David Corkill and José Carlos Almeida, "Commemoration and Propaganda in Salazar's Portugal: The Mundo Português. Exposition of 1940," Journal of Contemporary History (July 2009) vol. 44 no. 3 381-399. Excerpt:

It is argued that the Salazar dictatorship preferred to involve the population in essentially passive state-sponsored spectacles in preference to mobilizing them through a mass party, public rallies, or similar mechanisms. Salazar deliberately avoided the choreography and collective fervour associated with the mass meetings that characterized Italian Fascism and German Nazism. Instead, he preferred to construct an imagined community and sense of pride by way of commemorations, exhibitions and symbols throughout the duration of a dictatorship that spanned four decades. To foster that imagined community, the regime launched an extensive public works programme to restore historic buildings, monuments and traditional villages (3). An almost obsessive concern for restoring the national heritage prompted comments in some quarters that Salazar would have liked to turn his country into a large museum. As the showcase for the first phase of this project, the 1940 Exhibition revolved around the core symbols of identity as defined by Salazar regime. Among the recurrent symbols mobilized during the 1940 Exhibition were God, nation, family, work, authority; rurality (traditional values and peasant life); unity, cohesion; international recognition; universalism, empire, civilization and multi-racialism. This article will explore how this litany was melded together in an attempt to forge a new, selective cultural identity as expressed in a major exhibition.

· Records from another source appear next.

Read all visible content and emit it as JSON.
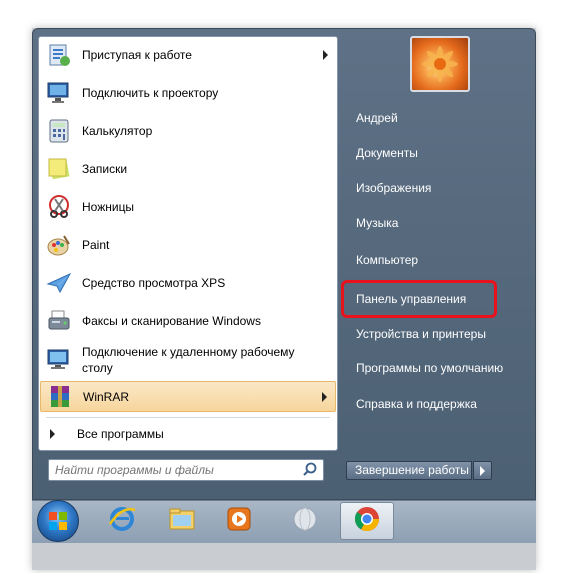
{
  "programs": [
    {
      "label": "Приступая к работе",
      "icon": "getting-started-icon",
      "submenu": true
    },
    {
      "label": "Подключить к проектору",
      "icon": "projector-icon",
      "submenu": false
    },
    {
      "label": "Калькулятор",
      "icon": "calculator-icon",
      "submenu": false
    },
    {
      "label": "Записки",
      "icon": "sticky-notes-icon",
      "submenu": false
    },
    {
      "label": "Ножницы",
      "icon": "scissors-icon",
      "submenu": false
    },
    {
      "label": "Paint",
      "icon": "paint-palette-icon",
      "submenu": false
    },
    {
      "label": "Средство просмотра XPS",
      "icon": "xps-viewer-icon",
      "submenu": false
    },
    {
      "label": "Факсы и сканирование Windows",
      "icon": "fax-scanner-icon",
      "submenu": false
    },
    {
      "label_line1": "Подключение к удаленному рабочему",
      "label_line2": "столу",
      "icon": "remote-desktop-icon",
      "submenu": false
    },
    {
      "label": "WinRAR",
      "icon": "winrar-icon",
      "submenu": true,
      "highlighted": true
    }
  ],
  "all_programs": "Все программы",
  "search": {
    "placeholder": "Найти программы и файлы",
    "value": ""
  },
  "right_items": [
    "Андрей",
    "Документы",
    "Изображения",
    "Музыка",
    "Компьютер",
    "Панель управления",
    "Устройства и принтеры",
    "Программы по умолчанию",
    "Справка и поддержка"
  ],
  "shutdown_label": "Завершение работы",
  "taskbar": [
    "start-orb",
    "internet-explorer-icon",
    "file-explorer-icon",
    "media-player-icon",
    "globe-icon",
    "chrome-icon"
  ],
  "highlight_color": "#e8121c"
}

Working on a figure for the "Monument of Discoveries," 1940 Exposition of the Portuguese-Speaking World. [CFT164_044090} Gulbenkian Collection